■ ACTIVITY:
Where a line in the records below includes "text", pull that line out.

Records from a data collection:

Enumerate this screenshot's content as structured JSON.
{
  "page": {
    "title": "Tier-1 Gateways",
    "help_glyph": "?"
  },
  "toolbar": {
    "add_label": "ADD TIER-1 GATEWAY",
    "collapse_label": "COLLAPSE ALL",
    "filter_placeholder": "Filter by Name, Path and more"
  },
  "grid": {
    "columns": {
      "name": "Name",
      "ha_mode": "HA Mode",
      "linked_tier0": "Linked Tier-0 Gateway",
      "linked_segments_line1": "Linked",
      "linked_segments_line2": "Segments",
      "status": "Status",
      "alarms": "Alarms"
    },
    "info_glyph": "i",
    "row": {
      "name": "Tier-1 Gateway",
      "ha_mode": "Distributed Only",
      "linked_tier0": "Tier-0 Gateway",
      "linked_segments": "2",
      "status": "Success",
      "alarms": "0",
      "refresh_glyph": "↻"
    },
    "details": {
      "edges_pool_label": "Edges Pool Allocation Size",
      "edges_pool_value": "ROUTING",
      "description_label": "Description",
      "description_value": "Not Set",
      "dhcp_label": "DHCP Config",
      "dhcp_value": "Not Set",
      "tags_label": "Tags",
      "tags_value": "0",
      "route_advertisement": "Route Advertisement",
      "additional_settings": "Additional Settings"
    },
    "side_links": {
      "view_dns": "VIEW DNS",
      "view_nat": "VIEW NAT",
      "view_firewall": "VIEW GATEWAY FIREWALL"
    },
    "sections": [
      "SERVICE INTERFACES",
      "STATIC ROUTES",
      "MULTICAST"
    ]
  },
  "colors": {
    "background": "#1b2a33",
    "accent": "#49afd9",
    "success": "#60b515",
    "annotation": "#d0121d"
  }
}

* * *

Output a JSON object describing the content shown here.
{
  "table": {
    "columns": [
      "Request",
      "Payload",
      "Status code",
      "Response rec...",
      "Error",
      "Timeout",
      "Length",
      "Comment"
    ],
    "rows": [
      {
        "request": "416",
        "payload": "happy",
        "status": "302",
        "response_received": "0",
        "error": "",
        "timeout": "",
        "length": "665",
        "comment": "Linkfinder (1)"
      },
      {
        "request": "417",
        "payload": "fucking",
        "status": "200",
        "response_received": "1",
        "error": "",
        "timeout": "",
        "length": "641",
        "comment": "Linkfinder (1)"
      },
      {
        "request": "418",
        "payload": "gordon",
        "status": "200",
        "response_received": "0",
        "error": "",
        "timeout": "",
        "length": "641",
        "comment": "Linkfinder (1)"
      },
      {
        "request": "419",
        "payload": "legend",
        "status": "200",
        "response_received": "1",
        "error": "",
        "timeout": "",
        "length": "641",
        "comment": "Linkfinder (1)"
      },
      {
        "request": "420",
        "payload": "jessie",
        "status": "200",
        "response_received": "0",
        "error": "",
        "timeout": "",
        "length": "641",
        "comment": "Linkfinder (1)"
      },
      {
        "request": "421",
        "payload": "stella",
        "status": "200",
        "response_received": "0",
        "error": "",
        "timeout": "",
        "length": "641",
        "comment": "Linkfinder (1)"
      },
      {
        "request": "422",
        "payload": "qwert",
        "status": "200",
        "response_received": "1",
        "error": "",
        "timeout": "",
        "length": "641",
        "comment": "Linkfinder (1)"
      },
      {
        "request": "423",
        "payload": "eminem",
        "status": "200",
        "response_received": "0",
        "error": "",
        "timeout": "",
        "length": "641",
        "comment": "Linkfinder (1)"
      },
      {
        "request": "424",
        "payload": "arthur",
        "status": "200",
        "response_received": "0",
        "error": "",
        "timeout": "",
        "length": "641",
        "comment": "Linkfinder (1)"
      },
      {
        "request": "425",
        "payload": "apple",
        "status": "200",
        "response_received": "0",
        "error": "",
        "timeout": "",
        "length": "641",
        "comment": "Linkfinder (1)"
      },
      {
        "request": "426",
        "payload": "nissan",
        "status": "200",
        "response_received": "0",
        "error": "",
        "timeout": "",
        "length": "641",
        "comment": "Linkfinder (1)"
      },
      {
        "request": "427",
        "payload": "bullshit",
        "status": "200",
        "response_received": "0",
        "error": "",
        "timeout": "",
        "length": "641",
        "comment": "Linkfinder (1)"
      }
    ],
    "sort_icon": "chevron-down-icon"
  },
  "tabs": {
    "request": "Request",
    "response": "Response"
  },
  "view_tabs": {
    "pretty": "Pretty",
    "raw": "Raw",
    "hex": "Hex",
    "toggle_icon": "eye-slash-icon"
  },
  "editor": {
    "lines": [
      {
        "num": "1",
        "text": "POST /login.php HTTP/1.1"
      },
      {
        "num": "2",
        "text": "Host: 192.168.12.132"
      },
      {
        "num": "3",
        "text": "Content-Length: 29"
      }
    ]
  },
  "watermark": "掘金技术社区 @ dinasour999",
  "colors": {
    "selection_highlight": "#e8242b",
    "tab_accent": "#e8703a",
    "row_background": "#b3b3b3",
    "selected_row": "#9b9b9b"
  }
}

■ YOUR RESPONSE:
        "text": "POST /login.php HTTP/1.1"
        "text": "Host: 192.168.12.132"
        "text": "Content-Length: 29"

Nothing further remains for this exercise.